The White Brown Coucal or Lark-Heeled Cuckoo inhabits areas thick with cover afforded by dense shrubs and undergrowth. Although it is not a brood parasite, it does exhibit some unique reproductive traits in that the male provides most of the parental care. Medium-sized, this coucal grows to 36-42 cm (14-17 in) in length. The sexes are similar, with a blackish crown, nape and rump, rufous-brown backs, chestnut wings and a creamy white underbelly. Their tail is blackish with green and a white tip, and their eyes are red.
Kingfishers are enchanting little birds commonly found with blue and green colorations. These secretive, unobtrusive birds nest in burrows dug by both sexes in sandy soil banks or into a ground termite nest. Both parents care for the young.
African Pygmy Kingfishers live in woodland, savanna and coastal forests either singly or coupled. Females lay four to six eggs at a time and can have several broods in a year. This kingfisher is not bound to water and feeds on insects, spiders, lizards, frogs and small crabs. The sexes are alike, both being small with rufous underparts and blue back plumage extending down the tail. Their smaller size and violet washed ear coverts distinguish it from the Malachite Kingfisher.
The Malachite Kingfisher has metallic blue upperparts and black banding with a pale or greenish-blue forehead. Both sexes are similar, with rufous a face, cheeks, and underbelly and white patches on the throat and rear neck sides. The bill is black in young adults, and red in adults and its legs are bright red. Tunnels near sandy water banks are their favorite nesting spots. Tiny, rounded wings, make for quick flying, as they whir by, a mere blur while catching small fish, insects, and crustaceans in the neighboring streams. To see a wild malachite kingfisher in action, please see the video below:
The adorable Cinnamon-Chested Bee-Eater lives in upland regions, usually between 1800 and 2300 m (5900-7500 feet). It dwells on the forest fringes, wooded hillsides, clearings, and gardens. Favorite snacks include honeybees, moths, butterflies dragonflies, beetles, and other flying insects.
Cinnamon-chested bee-eaters are about 22cm in length (8.7 inches) and weigh 17-38 g (.6-1.34oz). Both sexes have a similar appearance, with bright green heads, backs, and tails. Their throat is yellow with a black outline, and their chest is cinnamon brown. When perched, the inner tail is blackish with an orange base and white tip. Their most common call is a short, high pitched “tseep tseep.”
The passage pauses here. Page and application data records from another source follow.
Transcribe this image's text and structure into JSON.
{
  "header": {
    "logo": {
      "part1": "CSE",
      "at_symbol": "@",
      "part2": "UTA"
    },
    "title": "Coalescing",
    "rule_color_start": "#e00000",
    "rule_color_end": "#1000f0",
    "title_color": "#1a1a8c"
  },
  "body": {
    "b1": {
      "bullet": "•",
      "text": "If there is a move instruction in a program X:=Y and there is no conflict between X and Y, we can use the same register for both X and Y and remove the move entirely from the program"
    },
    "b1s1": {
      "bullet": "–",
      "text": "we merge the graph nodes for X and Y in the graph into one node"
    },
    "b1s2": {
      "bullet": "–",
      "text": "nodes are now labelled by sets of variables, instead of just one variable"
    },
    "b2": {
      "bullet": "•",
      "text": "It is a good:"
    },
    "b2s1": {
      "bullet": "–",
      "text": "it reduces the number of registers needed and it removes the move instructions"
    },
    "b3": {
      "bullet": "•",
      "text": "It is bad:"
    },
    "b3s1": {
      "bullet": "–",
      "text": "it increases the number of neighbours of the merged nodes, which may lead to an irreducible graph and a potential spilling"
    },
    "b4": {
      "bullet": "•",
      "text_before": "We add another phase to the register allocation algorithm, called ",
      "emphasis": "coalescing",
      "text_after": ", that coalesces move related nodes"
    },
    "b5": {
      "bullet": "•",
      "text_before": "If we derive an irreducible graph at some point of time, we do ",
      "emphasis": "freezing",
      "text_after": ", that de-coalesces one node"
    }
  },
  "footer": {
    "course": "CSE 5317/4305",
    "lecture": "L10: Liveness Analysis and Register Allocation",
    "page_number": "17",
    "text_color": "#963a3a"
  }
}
And last, but certainly not least, is the African Pitta. Often nicknamed the “holy grail” of African birds, this elusive specimen is hard to observe despite its brightly colored plumage and loud, explosive calls. The sexes are alike, with a solid black crown, face, and ear coverlets. Their throat is a pale salmon pink, and their flanks, breast, and neck are mustard yellow. Bits of black, turquoise and royal blue tip their deep green wings while crimson red decorates their underbelly and tail. African Pittas spend much of the morning moving about in quick hops while foraging through leaf litter for insects and mollusks. Following the rains, breeding pairs call and display from the mid-canopy. Consider yourself lucky if you spot one of these vibrantly colored beauties.
The Kilimanjaro Cloud Forest and surrounding area is home to many other fantastic bird species as well, including various types of sunbirds, flycatchers, shrikes, starlings, woodpeckers, chats, barbets, and more. These are just a few examples of tweets that a sharp-eyed observer might spy on their way to Kilimanjaro.
Read more about wildlife you can see while on safari here.